manner or has mingled so gracefully the prosaic and the
Ah! who shall lift that wand of magic power,
And the lost clew regain?
The unfinished window in Aladdin's tower
B. THE TRANSCENDENTALISTS
Ralph Waldo Emerson
Transcendentalism had a strong effect upon New England literature. Its literary organ was The Dial. Among its special advocates were Channing, Parker, and Alcott. It aroused at first much unbalanced enthusiasm; but later it led toward freedom of thought and of life. Emerson and Thoreau are counted as the transcendentalists of American literature. Hawthorne is often classed with them.
Emerson became a minister, but resigned because of disa-
Thoreau cared little for people in the mass, but loved his

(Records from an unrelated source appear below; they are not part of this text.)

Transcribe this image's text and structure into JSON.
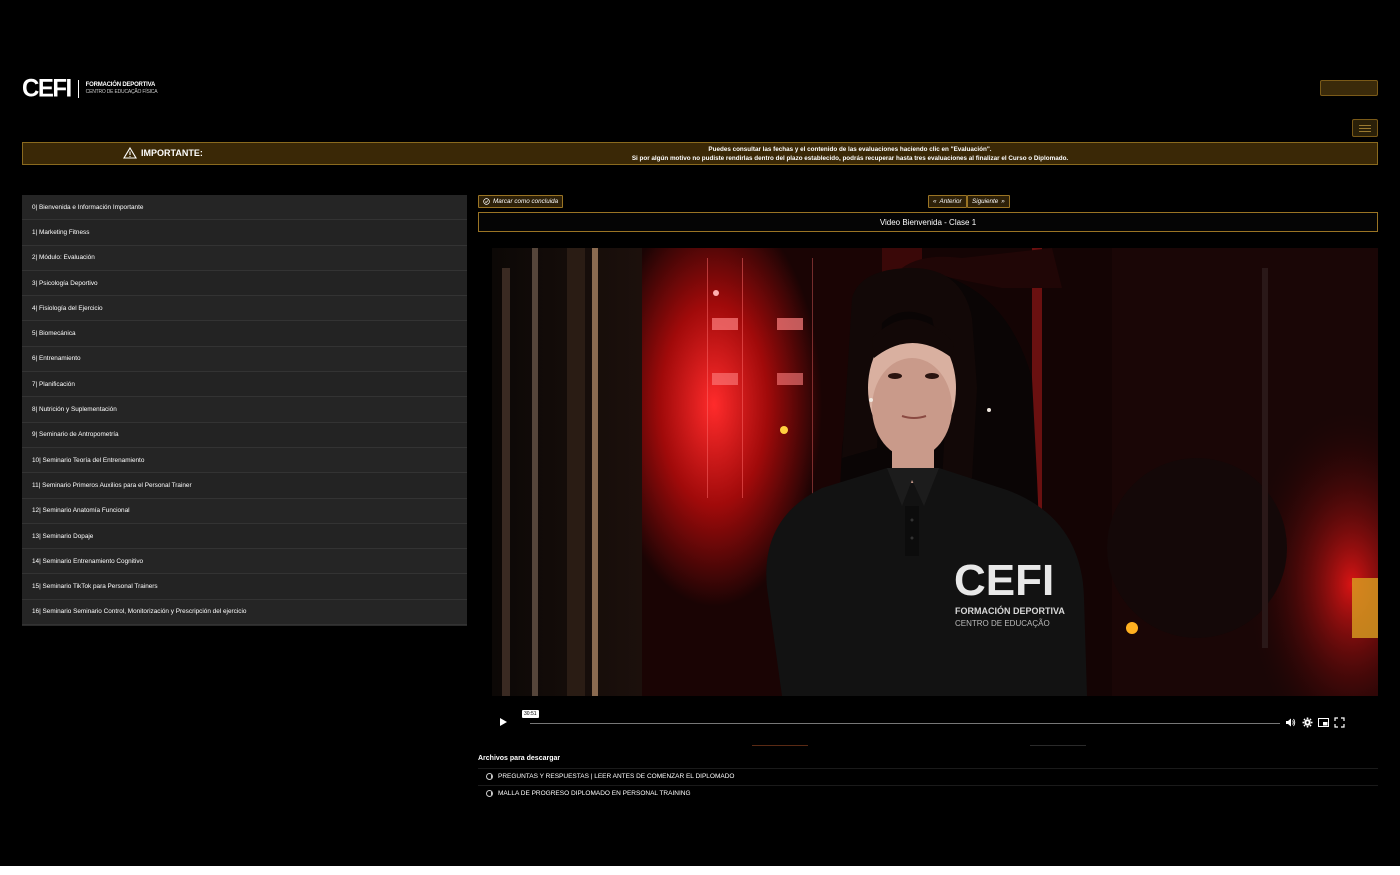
{
  "header": {
    "logo_mark": "CEFI",
    "logo_line1": "FORMACIÓN DEPORTIVA",
    "logo_line2": "CENTRO DE EDUCAÇÃO FÍSICA"
  },
  "notice": {
    "label": "IMPORTANTE:",
    "line1": "Puedes consultar las fechas y el contenido de las evaluaciones haciendo clic en \"Evaluación\".",
    "line2": "Si por algún motivo no pudiste rendirlas dentro del plazo establecido, podrás recuperar hasta tres evaluaciones al finalizar el Curso o Diplomado."
  },
  "sidebar": {
    "items": [
      "0| Bienvenida e Información Importante",
      "1| Marketing Fitness",
      "2| Módulo: Evaluación",
      "3| Psicología Deportivo",
      "4| Fisiología del Ejercicio",
      "5| Biomecánica",
      "6| Entrenamiento",
      "7| Planificación",
      "8| Nutrición y Suplementación",
      "9| Seminario de Antropometría",
      "10| Seminario Teoría del Entrenamiento",
      "11| Seminario Primeros Auxilios para el Personal Trainer",
      "12| Seminario Anatomía Funcional",
      "13| Seminario Dopaje",
      "14| Seminario Entrenamiento Cognitivo",
      "15| Seminario TikTok para Personal Trainers",
      "16| Seminario Seminario Control, Monitorización y Prescripción del ejercicio"
    ]
  },
  "lesson": {
    "mark_done": "Marcar como concluida",
    "prev": "Anterior",
    "next": "Siguiente",
    "title": "Video Bienvenida - Clase 1",
    "shirt_brand": "CEFI",
    "shirt_line1": "FORMACIÓN DEPORTIVA",
    "shirt_line2": "CENTRO DE EDUCAÇÃO"
  },
  "player": {
    "time": "30:51",
    "progress": 0
  },
  "files": {
    "title": "Archivos para descargar",
    "items": [
      "PREGUNTAS Y RESPUESTAS | LEER ANTES DE COMENZAR EL DIPLOMADO",
      "MALLA DE PROGRESO DIPLOMADO EN PERSONAL TRAINING"
    ]
  },
  "colors": {
    "accent": "#9a7424",
    "notice_bg": "#3a2806",
    "sidebar_bg": "#252525"
  }
}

Hawthorne was connected with the transcendentalists through the Brook Farm project and the spirit of his writings. His early life was singularly lonely, though he made warm friends in college. For twelve years after graduation, he was a literary recluse. Losing his position in the Salem Custom House, he produced The Scarlet Letter, which made him